Those who have studied literature as a subject or those who have an inclination towards it or those who have anything to do with literature may definitely have an idea about what Poetic Justice means. For the less initiated, here are some definitions from a web search. Just read on…

“The idea that good is rewarded and evil punished.”

“An outcome in which virtue triumphs over vice.”

“An outcome in a literary work, not necessarily a poem, in which the good are rewarded and the evil are punished, especially in ways that particularly fit their virtues or crimes. For example, a murderer may himself be murdered, or a thief will find himself penniless.”

“Moral doctrine that requires that the good be rewarded for their benevolent deeds and that the wicked be punished for their transgressions; the doctrine is particularly influential on the resolution of melodramas and sentimental comedies.”

“Poetic justice refers to a person receiving punishment intimately related to their crime or misdeed.”

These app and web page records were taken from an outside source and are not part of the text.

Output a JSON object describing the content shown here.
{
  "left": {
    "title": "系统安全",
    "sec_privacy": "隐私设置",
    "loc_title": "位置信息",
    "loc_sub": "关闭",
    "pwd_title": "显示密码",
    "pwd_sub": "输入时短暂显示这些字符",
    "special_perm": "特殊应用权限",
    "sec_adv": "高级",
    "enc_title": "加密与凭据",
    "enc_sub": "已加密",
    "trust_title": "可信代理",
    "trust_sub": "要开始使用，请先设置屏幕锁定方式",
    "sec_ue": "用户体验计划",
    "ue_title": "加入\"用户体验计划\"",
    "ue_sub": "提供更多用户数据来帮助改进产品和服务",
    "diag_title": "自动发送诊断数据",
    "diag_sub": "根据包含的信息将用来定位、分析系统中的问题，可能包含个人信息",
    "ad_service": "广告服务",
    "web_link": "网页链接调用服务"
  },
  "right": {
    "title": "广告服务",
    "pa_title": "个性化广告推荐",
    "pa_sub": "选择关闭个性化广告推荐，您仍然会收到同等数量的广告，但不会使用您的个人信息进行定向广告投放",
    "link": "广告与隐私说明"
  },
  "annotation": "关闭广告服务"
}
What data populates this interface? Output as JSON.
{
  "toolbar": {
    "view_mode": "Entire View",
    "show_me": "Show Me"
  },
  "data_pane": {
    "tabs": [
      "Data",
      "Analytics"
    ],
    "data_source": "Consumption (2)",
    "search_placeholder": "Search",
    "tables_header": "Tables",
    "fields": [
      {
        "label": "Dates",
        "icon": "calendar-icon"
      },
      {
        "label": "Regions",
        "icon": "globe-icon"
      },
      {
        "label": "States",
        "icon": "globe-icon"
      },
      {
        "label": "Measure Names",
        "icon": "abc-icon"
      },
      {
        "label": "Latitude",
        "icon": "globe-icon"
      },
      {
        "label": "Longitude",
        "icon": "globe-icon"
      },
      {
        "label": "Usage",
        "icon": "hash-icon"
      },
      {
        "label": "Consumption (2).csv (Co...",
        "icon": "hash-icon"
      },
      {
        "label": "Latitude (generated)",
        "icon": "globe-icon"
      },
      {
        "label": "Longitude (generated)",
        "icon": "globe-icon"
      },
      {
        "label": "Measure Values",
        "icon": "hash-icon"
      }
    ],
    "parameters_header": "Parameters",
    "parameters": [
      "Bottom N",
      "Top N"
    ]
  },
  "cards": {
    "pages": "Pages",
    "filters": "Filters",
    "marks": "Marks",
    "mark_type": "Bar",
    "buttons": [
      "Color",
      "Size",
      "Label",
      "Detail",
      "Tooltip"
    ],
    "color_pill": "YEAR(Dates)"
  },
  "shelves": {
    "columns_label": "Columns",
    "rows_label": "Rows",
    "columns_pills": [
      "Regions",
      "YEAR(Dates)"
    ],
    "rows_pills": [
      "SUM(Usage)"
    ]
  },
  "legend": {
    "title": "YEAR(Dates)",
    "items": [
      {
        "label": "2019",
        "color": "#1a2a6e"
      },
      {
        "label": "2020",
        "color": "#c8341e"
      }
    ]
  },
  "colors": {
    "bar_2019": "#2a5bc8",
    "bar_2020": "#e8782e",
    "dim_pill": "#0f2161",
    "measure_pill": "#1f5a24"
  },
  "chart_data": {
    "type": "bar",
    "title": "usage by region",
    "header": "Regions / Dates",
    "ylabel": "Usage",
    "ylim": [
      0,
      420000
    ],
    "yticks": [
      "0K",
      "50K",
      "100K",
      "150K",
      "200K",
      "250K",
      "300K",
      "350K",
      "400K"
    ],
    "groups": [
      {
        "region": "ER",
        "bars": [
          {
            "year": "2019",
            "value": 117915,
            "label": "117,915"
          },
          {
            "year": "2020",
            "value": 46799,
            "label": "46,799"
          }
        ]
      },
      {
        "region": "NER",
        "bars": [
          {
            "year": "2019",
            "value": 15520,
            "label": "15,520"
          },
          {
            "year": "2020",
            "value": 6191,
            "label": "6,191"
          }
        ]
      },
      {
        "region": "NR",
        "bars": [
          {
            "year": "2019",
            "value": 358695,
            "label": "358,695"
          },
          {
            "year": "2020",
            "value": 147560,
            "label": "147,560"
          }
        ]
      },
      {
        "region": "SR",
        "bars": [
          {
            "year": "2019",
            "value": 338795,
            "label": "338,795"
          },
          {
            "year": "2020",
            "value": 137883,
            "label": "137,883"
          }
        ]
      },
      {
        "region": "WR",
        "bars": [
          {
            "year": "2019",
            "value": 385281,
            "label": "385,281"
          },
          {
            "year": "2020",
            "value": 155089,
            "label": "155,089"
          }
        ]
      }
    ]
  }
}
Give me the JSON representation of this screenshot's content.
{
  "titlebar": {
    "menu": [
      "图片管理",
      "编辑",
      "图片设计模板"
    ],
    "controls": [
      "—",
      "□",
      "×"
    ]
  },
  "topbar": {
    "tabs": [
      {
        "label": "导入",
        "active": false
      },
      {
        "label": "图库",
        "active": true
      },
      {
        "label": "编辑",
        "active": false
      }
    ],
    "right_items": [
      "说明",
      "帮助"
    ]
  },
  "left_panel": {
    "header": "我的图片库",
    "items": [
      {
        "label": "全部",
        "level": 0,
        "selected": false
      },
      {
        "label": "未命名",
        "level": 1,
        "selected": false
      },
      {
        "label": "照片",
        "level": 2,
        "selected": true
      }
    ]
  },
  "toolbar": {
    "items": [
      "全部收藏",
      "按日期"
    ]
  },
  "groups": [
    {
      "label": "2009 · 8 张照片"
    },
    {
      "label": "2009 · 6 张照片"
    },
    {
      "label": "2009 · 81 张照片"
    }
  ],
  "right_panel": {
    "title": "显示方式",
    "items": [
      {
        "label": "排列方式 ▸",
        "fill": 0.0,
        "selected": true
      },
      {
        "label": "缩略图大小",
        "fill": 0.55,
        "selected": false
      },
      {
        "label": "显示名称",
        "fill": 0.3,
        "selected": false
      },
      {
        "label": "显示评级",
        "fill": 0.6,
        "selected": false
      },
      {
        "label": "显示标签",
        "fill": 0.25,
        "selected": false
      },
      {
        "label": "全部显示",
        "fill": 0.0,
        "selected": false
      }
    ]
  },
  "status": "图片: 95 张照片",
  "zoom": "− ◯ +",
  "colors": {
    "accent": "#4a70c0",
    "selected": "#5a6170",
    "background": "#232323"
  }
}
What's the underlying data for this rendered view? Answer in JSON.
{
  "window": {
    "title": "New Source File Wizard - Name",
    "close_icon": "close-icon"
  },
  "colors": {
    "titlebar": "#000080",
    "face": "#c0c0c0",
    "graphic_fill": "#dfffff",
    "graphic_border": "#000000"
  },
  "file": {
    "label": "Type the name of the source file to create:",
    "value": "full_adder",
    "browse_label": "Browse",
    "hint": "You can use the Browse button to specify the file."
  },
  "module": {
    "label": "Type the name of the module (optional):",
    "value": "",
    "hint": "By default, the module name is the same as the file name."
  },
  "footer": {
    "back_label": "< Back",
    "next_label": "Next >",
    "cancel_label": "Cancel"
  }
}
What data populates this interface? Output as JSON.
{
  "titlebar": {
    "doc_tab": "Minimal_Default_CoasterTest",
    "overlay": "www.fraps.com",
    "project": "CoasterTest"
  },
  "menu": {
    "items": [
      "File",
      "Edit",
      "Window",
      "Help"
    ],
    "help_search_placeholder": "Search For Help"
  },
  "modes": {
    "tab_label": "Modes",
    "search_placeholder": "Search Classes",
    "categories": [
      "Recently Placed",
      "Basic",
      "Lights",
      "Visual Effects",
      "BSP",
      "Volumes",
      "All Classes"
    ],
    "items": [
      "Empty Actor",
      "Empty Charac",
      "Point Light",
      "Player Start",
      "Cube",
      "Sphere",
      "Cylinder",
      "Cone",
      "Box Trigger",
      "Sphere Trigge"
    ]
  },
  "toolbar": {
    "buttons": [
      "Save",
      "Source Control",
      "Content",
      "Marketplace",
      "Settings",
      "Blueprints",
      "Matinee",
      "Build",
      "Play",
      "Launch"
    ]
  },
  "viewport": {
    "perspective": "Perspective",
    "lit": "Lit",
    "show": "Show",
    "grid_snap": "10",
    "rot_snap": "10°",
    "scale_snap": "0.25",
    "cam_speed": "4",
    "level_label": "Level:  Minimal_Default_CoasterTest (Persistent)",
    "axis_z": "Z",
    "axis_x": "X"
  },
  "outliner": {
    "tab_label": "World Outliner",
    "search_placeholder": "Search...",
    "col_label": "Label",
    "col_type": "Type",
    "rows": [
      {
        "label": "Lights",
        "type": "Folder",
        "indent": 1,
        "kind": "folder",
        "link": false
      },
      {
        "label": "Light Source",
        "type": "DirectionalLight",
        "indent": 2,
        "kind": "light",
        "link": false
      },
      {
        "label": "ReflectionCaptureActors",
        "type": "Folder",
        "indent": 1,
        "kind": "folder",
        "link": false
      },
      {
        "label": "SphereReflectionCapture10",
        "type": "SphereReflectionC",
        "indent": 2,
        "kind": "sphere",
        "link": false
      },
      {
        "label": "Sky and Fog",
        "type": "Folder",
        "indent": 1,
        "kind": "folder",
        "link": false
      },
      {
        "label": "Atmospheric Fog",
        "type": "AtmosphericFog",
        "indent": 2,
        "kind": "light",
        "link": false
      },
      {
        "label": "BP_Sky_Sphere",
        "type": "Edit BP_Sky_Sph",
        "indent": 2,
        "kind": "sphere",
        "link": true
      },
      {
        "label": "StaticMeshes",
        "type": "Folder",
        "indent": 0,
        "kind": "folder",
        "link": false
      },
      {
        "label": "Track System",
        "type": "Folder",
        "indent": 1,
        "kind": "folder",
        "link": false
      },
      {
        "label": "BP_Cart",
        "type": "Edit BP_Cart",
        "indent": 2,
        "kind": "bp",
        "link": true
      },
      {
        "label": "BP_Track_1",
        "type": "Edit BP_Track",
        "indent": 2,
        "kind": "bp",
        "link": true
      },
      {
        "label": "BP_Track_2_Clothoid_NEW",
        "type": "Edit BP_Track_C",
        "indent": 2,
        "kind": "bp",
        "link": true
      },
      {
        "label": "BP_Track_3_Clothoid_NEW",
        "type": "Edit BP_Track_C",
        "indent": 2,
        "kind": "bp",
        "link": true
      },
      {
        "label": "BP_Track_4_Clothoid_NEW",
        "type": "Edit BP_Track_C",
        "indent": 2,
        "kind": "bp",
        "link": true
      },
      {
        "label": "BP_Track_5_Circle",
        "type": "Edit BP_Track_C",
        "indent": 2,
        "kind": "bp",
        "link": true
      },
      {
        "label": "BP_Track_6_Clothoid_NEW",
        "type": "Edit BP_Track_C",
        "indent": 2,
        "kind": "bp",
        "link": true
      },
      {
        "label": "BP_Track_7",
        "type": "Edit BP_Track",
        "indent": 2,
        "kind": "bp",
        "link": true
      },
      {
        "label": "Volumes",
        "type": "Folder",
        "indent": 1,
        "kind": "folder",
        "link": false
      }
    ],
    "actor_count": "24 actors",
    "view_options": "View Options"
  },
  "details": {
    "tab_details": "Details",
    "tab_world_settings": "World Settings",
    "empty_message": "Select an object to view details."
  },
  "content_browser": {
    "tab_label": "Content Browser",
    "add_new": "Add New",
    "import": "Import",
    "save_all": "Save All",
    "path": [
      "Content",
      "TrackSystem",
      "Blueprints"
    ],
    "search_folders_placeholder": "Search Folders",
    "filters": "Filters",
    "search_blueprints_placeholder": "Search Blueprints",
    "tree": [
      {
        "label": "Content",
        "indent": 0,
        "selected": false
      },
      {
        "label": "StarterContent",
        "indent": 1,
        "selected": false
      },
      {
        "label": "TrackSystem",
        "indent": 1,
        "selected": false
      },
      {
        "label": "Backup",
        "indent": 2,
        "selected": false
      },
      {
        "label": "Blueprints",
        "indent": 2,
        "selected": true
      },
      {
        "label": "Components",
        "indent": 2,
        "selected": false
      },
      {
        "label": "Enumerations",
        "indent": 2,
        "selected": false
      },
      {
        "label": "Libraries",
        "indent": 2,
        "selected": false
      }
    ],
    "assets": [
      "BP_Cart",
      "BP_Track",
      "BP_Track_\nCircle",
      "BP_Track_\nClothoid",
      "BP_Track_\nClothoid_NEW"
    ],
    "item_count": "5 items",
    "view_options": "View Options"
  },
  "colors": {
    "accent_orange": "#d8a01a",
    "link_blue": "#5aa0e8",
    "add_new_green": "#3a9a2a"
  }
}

What do these definitions tell us, that the good always get rewarded and the bad are punished; that the evil is meant to damned and nobility wins the fruit of heavens…

Now consider this. This definition too is a part of the search generated.

“The justice meted out by poets (in an ideal world) - where virtue is rewarded and vice punished.”

Take a look at this, especially at the brackets. It clearly states that virtue is rewarded and vice punished in an ideal world…and we don’t live in ideal world. We live in real world.

Personally, I have met people who remained a pure soul all their lives, keeping themselves sacrosanct, always helping others like good Samaritans, and keeping Lucifer away from taking over their souls, waiting for a poetic justice. But Godot never arrived…they never had poetic justice. The good always suffered and bad prospered…

The world is no place to imply what books have been telling us for so long. World has its own way to treat people. And that tells me that poetic justice is only met, either in books or films…

Welcome to the real world.